Like all churches that can’t meet in person, this is the next best thing
The changes that COVID-19 has brought about have affected all of society and have not left any corner of life untouched.
The Rev. Dr. Anne E. Fisher, the transitional pastor at Oak Grove Presbyterian Church in Bloomington, knows all too well how her church, like all others, has had to pivot quickly to continue services for the congregation.
With a membership of approximately 500 from the greater Bloomington area, Fisher said the actions that church leadership has taken are steps nobody ever thought would be needed.
“When the governor started limiting social interaction, we strongly invited members not to physically come to church at the March 15 service,” she said.
Instead, the church started live-streaming services on its website and Facebook page.

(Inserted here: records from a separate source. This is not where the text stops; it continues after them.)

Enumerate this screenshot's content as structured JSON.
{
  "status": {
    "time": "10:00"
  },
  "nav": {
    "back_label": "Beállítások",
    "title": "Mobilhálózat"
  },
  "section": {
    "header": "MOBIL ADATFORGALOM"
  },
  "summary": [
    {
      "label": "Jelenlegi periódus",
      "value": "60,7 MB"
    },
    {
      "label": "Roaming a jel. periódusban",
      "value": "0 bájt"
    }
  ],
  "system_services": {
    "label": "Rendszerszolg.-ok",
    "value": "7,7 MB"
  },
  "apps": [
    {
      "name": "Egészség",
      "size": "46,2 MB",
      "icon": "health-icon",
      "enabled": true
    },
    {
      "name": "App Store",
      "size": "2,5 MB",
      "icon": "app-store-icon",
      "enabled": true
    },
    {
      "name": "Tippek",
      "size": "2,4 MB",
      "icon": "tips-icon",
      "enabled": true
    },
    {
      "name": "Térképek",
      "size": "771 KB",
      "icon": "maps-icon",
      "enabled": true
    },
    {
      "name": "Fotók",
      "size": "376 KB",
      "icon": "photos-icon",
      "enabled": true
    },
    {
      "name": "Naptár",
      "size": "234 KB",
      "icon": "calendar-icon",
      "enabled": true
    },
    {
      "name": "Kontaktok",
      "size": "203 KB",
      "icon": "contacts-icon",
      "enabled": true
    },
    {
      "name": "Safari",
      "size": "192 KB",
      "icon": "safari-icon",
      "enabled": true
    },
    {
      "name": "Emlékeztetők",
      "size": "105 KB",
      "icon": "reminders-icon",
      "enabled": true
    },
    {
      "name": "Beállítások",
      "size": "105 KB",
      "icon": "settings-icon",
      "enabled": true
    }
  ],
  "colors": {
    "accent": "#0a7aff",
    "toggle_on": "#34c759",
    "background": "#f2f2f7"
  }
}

“We also had to postpone a large memorial service of a person who was very active in our membership,” Fisher said. “We have always streamed our worship on the Facebook page and [just recently] started live streaming on our website.”
For those without internet access, Fisher said written service notes were provided. In addition to postponing the memorial service, the church also postponed a scheduled March 22 choir performance where they were to sing the “Rutter Requiem.” That event will now be hosted Nov. 1.
In an effort to continue providing information and to stay in touch with the congregation, the church has sent out emailed and U.S. mail notices regularly.
“Many of our members are regularly calling other members and we are Zooming our adult education and Sunday School online,” Fisher said.
The church does not have the opportunity to pass the collection plate during services, which is income lost by the church. However, Fisher said that the church should be able to stay afloat for a couple of reasons.
“As far as contributions go, we have a donation page on our website giving people different opportunities to give,” Fisher said. “Some of our members give their yearly contribution at the end or beginning of the year. For now, we are OK. Our concern is mostly for those in the greater community who have lost their jobs or are food, shelter, and economically insecure,” she added.
The church has also set up a virtual scavenger hunt that was provided online for the most recent Wednesday Kids gathering.
“Also, when people join the service and make a comment, one of our administrative people respond. It is our virtual ‘passing of the peace,’” she said.
As for the shut-ins, those alone, or those too ill to participate, the church is doing its best to offer spiritual services.
“Our shut-ins and those who are alone are a big concern. Members have been great. They have stepped up and offered to deliver groceries or call for a check-in with our shut-ins,” Fisher said. “We are very concerned about the homeless that they continue to be fed and cared for, as well,” she added.